Russia's most famous prisoner Mikhail Khodorkovsky denied yesterday that he had admitted guilt in his request for a Kremlin pardon and thanked Germany's former foreign minister for aiding his release.
"On November 12, I turned to the president of Russia with a request for a pardon associated with family circumstances, and am glad about the positive decision. The issue of my guilt was not addressed," Khodorkovsky said in a statement.
Russian President Vladimir Putin pardoned his long-time rival yesterday morning and the country's Federal Penitentiary Service said Khodorkovsky quickly left the IK-7 prison in the remote northwestern village of Segezha.
Germany's Foreign Ministry confirmed that Khodorkovsky arrived at Berlin's Schoenefeld Airport in the afternoon. Chancellor Angela Merkel hailed a role played "behind the scenes" by former German foreign minister Hans-Dietrich Genscher in helping to secure the release of Khodorkovsky.
Russia's most famous inmate had been in prison for more than a decade for tax-evasion and embezzlement convictions which the US and European Union said represented selective administration of justice.
The pardon caps a week in which Russia has battled back against international allegations of human rights abuses. Lawmakers approved a broad amnesty three days ago that included 30 Greenpeace crew members who faced hooliganism charges for an Arctic drilling protest.

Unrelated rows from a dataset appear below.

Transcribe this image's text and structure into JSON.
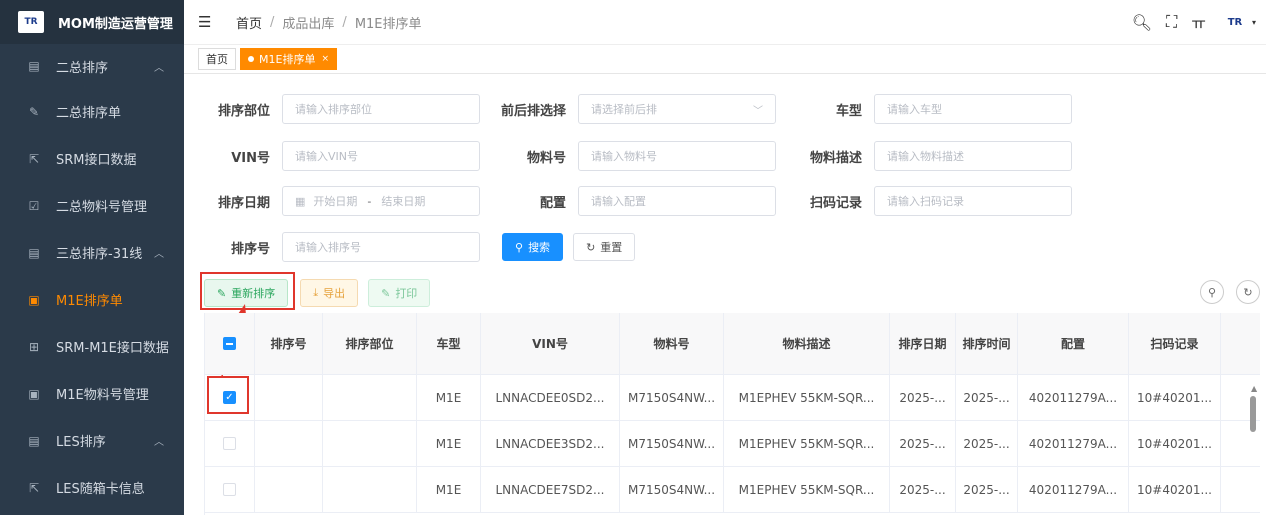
{
  "app": {
    "logo_text": "TR",
    "title": "MOM制造运营管理"
  },
  "sidebar": {
    "items": [
      {
        "label": "二总排序",
        "icon": "board-icon",
        "arrow": "^"
      },
      {
        "label": "二总排序单",
        "icon": "edit-icon"
      },
      {
        "label": "SRM接口数据",
        "icon": "plug-icon"
      },
      {
        "label": "二总物料号管理",
        "icon": "checkbox-icon"
      },
      {
        "label": "三总排序-31线",
        "icon": "board-icon",
        "arrow": "^"
      },
      {
        "label": "M1E排序单",
        "icon": "list-icon",
        "active": true
      },
      {
        "label": "SRM-M1E接口数据",
        "icon": "grid-icon"
      },
      {
        "label": "M1E物料号管理",
        "icon": "list-icon"
      },
      {
        "label": "LES排序",
        "icon": "board-icon",
        "arrow": "^"
      },
      {
        "label": "LES随箱卡信息",
        "icon": "plug-icon"
      }
    ]
  },
  "header": {
    "breadcrumb": [
      "首页",
      "成品出库",
      "M1E排序单"
    ],
    "separator": "/",
    "user_logo": "TR"
  },
  "tags": {
    "home": "首页",
    "current": "M1E排序单",
    "close": "×"
  },
  "form": {
    "paixu_bumen": {
      "label": "排序部位",
      "placeholder": "请输入排序部位"
    },
    "qianhoupai": {
      "label": "前后排选择",
      "placeholder": "请选择前后排"
    },
    "chexing": {
      "label": "车型",
      "placeholder": "请输入车型"
    },
    "vin": {
      "label": "VIN号",
      "placeholder": "请输入VIN号"
    },
    "wuliaohao": {
      "label": "物料号",
      "placeholder": "请输入物料号"
    },
    "wuliaomiaoshu": {
      "label": "物料描述",
      "placeholder": "请输入物料描述"
    },
    "paixu_riqi": {
      "label": "排序日期",
      "start": "开始日期",
      "sep": "-",
      "end": "结束日期"
    },
    "peizhi": {
      "label": "配置",
      "placeholder": "请输入配置"
    },
    "saoma": {
      "label": "扫码记录",
      "placeholder": "请输入扫码记录"
    },
    "paixuhao": {
      "label": "排序号",
      "placeholder": "请输入排序号"
    },
    "search_button": "搜索",
    "reset_button": "重置"
  },
  "toolbar": {
    "resort": "重新排序",
    "export": "导出",
    "print": "打印"
  },
  "table": {
    "columns": [
      "排序号",
      "排序部位",
      "车型",
      "VIN号",
      "物料号",
      "物料描述",
      "排序日期",
      "排序时间",
      "配置",
      "扫码记录"
    ],
    "rows": [
      {
        "checked": true,
        "seq": "",
        "part": "",
        "model": "M1E",
        "vin": "LNNACDEE0SD2...",
        "material": "M7150S4NW...",
        "desc": "M1EPHEV 55KM-SQR...",
        "date": "2025-...",
        "time": "2025-...",
        "config": "402011279A...",
        "scan": "10#40201..."
      },
      {
        "checked": false,
        "seq": "",
        "part": "",
        "model": "M1E",
        "vin": "LNNACDEE3SD2...",
        "material": "M7150S4NW...",
        "desc": "M1EPHEV 55KM-SQR...",
        "date": "2025-...",
        "time": "2025-...",
        "config": "402011279A...",
        "scan": "10#40201..."
      },
      {
        "checked": false,
        "seq": "",
        "part": "",
        "model": "M1E",
        "vin": "LNNACDEE7SD2...",
        "material": "M7150S4NW...",
        "desc": "M1EPHEV 55KM-SQR...",
        "date": "2025-...",
        "time": "2025-...",
        "config": "402011279A...",
        "scan": "10#40201..."
      }
    ]
  },
  "colors": {
    "accent": "#ff8a00",
    "primary": "#1890ff",
    "sidebar": "#2b3a4a",
    "annotation": "#e0362c"
  }
}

Two members of the punk rock band Pussy Riot, jailed for two years after an anti-Kremlin protest in a Moscow cathedral, will be offered freedom under the amnesty, according to their lawyer.
Rather than representing a concession to international disapproval, the Khodorkovsky pardon would appear to come from a position of strength, said Masha Lipman, an analyst at the Carnegie Moscow Centre. Putin has shown he can stand against international wishes - by supporting Syria's president, granting asylum to American leaker Edward Snowden and pulling Ukraine's government towards Russia and away from a deal to get closer to the European Union.
"There is no reason to suspect that he's pardoned Khodorkovsky because he is under pressure," said Lipman. "With negative publicity pouring all over him, Putin has dramatically changed the news cycle."
Khodorkovsky's mother, Marina, told RT television that Putin's decision came as a "bolt from the blue", according to a transcript of her remarks e-mailed by the state-run broadcaster.
Khodorkovsky's oil company was effectively crushed under the weight of a US$28 billion back-tax bill. Yukos was sold off mostly to the state oil company Rosneft.
Reuters, Associated Press, Bloomberg